_WHAT THIS TASK INVOLVES_: Copy each line in the data below that contains the word "label".

[Data excerpts]

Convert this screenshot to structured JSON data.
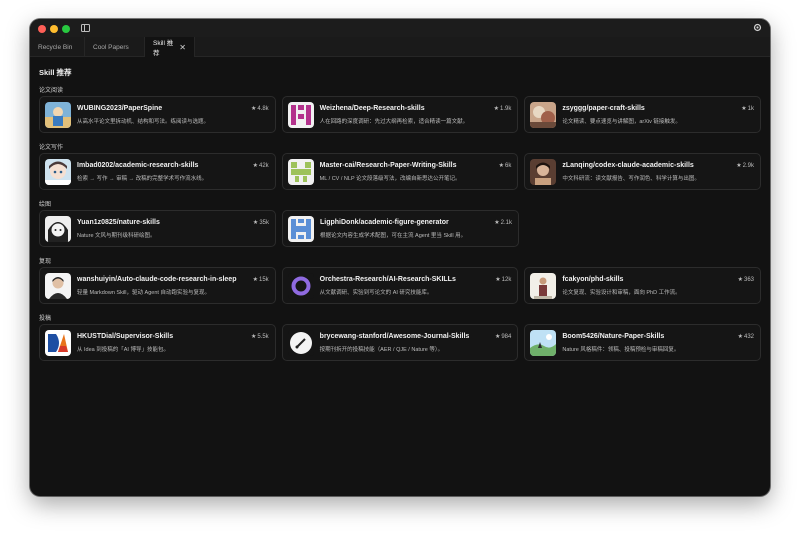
{
  "tabs": [
    {
      "label": "Recycle Bin"
    },
    {
      "label": "Cool Papers"
    },
    {
      "label": "Skill 推荐",
      "active": true
    }
  ],
  "page_title": "Skill 推荐",
  "sections": [
    {
      "label": "论文阅读",
      "cards": [
        {
          "name": "WUBING2023/PaperSpine",
          "desc": "从高水平论文里拆动机、结构和写法。练阅读与选题。",
          "stars": "4.8k",
          "avatar": "painting"
        },
        {
          "name": "Weizhena/Deep-Research-skills",
          "desc": "人在回路的深度调研：先过大纲再检索，适合精读一篇文献。",
          "stars": "1.9k",
          "avatar": "magenta-identicon"
        },
        {
          "name": "zsyggg/paper-craft-skills",
          "desc": "论文精读、要点速览与讲解图，arXiv 链接触发。",
          "stars": "1k",
          "avatar": "photo-food"
        }
      ]
    },
    {
      "label": "论文写作",
      "cards": [
        {
          "name": "Imbad0202/academic-research-skills",
          "desc": "检索 → 写作 → 审稿 → 改稿的完整学术写作流水线。",
          "stars": "42k",
          "avatar": "anime-girl"
        },
        {
          "name": "Master-cai/Research-Paper-Writing-Skills",
          "desc": "ML / CV / NLP 论文段落级写法，改编自新思达公开笔记。",
          "stars": "6k",
          "avatar": "green-identicon"
        },
        {
          "name": "zLanqing/codex-claude-academic-skills",
          "desc": "中文科研流：读文献报告、写作润色、科学计算与出图。",
          "stars": "2.9k",
          "avatar": "photo-person"
        }
      ]
    },
    {
      "label": "绘图",
      "cards": [
        {
          "name": "Yuan1z0825/nature-skills",
          "desc": "Nature 文风与期刊级科研绘图。",
          "stars": "35k",
          "avatar": "manga-face"
        },
        {
          "name": "LigphiDonk/academic-figure-generator",
          "desc": "根据论文内容生成学术配图，可在主流 Agent 里当 Skill 用。",
          "stars": "2.1k",
          "avatar": "blue-identicon"
        }
      ]
    },
    {
      "label": "复现",
      "cards": [
        {
          "name": "wanshuiyin/Auto-claude-code-research-in-sleep",
          "desc": "轻量 Markdown Skill，驱动 Agent 自动跑实验与复现。",
          "stars": "15k",
          "avatar": "photo-man"
        },
        {
          "name": "Orchestra-Research/AI-Research-SKILLs",
          "desc": "从文献调研、实验到写论文的 AI 研究技能库。",
          "stars": "12k",
          "avatar": "purple-ring"
        },
        {
          "name": "fcakyon/phd-skills",
          "desc": "论文复现、实验设计和审稿，面向 PhD 工作流。",
          "stars": "363",
          "avatar": "photo-figure"
        }
      ]
    },
    {
      "label": "投稿",
      "cards": [
        {
          "name": "HKUSTDial/Supervisor-Skills",
          "desc": "从 Idea 到投稿的「AI 博导」技能包。",
          "stars": "5.5k",
          "avatar": "logo-dial"
        },
        {
          "name": "brycewang-stanford/Awesome-Journal-Skills",
          "desc": "按期刊拆开的投稿技能（AER / QJE / Nature 等）。",
          "stars": "984",
          "avatar": "logo-bw"
        },
        {
          "name": "Boom5426/Nature-Paper-Skills",
          "desc": "Nature 风格稿件：领稿、投稿预检与审稿回复。",
          "stars": "432",
          "avatar": "landscape"
        }
      ]
    }
  ]
}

_RESULT OF THE TASK_:
      "label": "Recycle Bin"
      "label": "Cool Papers"
      "label": "Skill 推荐",
      "label": "论文阅读",
      "label": "论文写作",
      "label": "绘图",
      "label": "复现",
      "label": "投稿",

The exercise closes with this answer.